By: LINETTE LOPEZ
United State Cyber Command U.S. Air Force/Technical Sgt. Cecilio Ricardo
Awesome story from Lauren LaCapra at Reuters.
At the end of this month, the Treasury, the Federal Reserve, The SEC, The Department of Homeland Security and major Wall Street Banks will simulate a cyber attack in a drill called Quantum Dawn 2.
Wall Street did something like this for the first time back in 2011, and to participate, around 40 firms paid from $1,000-$10,000 to participate, (depending on their size).
The first Quantum Dawn simulated armed gunmen running around lower Manhattan “trying to get access to exchanges and just try to blow things up,” said said Karl Schimmeck, vice president of financial services operations at SIFMA, the trade group that organizes the simulation.
However, this one will be different.
During the exercise, which runs from 9 a.m. to 2:30 p.m. in New York, participants will receive blasts of vague and confusing information about what appears to be a hacker attack on fake trading and information platforms that are not plugged into actual markets.

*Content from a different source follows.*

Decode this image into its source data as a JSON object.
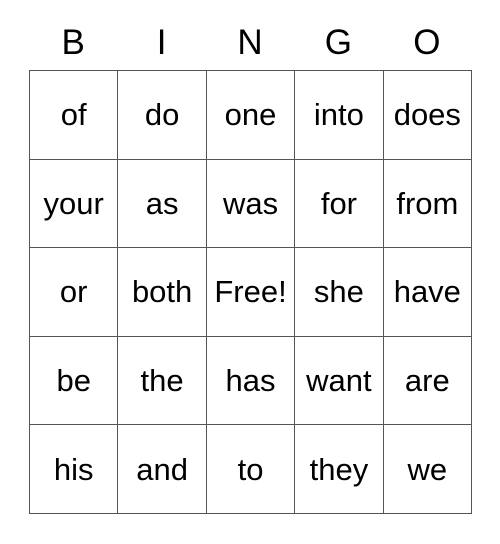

The participants may see “latency,” or unusual slowness, in trading, or viruses trying to invade the systems. They will also have to call one another to figure out what’s going on.
Then the Quantum Dawn drill will pause to allow executives to make decisions: should they slow down trading? Use different routing mechanisms to exchanges to get orders filled but avoid threats? When the process begins again, it will fast forward in “warp speed” to a new situation later in the day where conditions have worsened or changed.
“Our SIFMA command center at some point will run an escalation process,” said Schimmeck, an ex-Marine. “Our members will say, ‘We think we see a threat out there, this is something multiple firms are dealing with.’ We will facilitate a conference call where we share what we know, have our regulators participate and see if we can understand a threat, deal with a threat and then do a shared analysis so that no one is working on their own.”
And in case you’re wondering —no, Schimmeck does not know how the simulation got the name Quantum Dawn.